The section from North Main Street to Benefit Street is actually Star Street, and it has the steepest section, the Brentacol blog notes. But after the benefit of a respite on Benefit, you face an unrelenting rise to Prospect Street on Providence’s East Side.
In all, the climb has an average gradient of 12.1 percent and a maximum gradient of 23.4 percent. According to the blog, writer H.P. Lovecraft lived on this street. And for a runner, it can be a real horror show.
But I decided to run up it the other day. After being cooped up amid the epidemic, I needed to get outside, charge, and recharge. And as I started the ascent, I couldn’t help but think about that daunting coronavirus slope.
By now, we’re all too familiar with the image of the mountain-like COVID-19 curve -- and its grim implications.

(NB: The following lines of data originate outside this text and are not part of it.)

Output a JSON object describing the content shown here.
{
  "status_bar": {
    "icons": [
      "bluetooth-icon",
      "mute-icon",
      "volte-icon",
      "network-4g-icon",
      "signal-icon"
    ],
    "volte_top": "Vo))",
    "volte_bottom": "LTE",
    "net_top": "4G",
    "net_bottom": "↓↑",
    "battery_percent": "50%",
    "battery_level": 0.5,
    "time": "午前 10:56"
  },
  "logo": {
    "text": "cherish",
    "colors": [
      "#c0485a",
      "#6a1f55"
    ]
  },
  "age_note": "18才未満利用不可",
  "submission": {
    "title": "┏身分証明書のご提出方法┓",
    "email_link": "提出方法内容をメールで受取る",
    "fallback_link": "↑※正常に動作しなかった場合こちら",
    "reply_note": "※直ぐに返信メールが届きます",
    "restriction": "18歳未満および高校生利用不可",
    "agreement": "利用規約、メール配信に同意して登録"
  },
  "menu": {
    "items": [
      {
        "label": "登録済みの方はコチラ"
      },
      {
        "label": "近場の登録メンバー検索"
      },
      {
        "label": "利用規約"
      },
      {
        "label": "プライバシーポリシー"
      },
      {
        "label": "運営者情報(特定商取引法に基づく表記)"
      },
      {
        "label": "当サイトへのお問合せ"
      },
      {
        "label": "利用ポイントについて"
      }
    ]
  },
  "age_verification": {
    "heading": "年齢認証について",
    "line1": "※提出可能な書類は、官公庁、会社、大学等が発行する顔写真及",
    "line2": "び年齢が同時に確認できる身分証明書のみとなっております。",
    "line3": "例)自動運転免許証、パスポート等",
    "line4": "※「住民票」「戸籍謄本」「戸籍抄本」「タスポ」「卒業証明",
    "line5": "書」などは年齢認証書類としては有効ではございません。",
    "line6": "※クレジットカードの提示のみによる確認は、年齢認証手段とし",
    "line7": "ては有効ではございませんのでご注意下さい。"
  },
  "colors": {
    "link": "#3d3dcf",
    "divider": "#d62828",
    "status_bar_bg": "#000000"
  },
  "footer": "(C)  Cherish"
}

Certainly, I would have welcomed a way to flatten the slope ahead of me. The climb brought on symptoms that would signal trouble in another context: shortness of breath, pain, fatigue.
Part of me wanted to stop. But I also wanted to get to the top. I wanted this to be over.
I thought of all those Rhode Islanders, fellow Americans in other states, and people around the world who are battling this frightening and too-often deadly virus. I thought of the uphill battle their families and friends are waging, frantic with worry, uncertain about the future, gripped by grief. The Jenckes Street hill didn’t seem so daunting.
Eventually, the grade eased. I reached the top. I caught my breath. I made it home.
I returned hoping we all can catch our breath soon. I hope we all make it home safely. I hope this is over soon.
Edward Fitzpatrick can be reached at firstname.lastname@example.org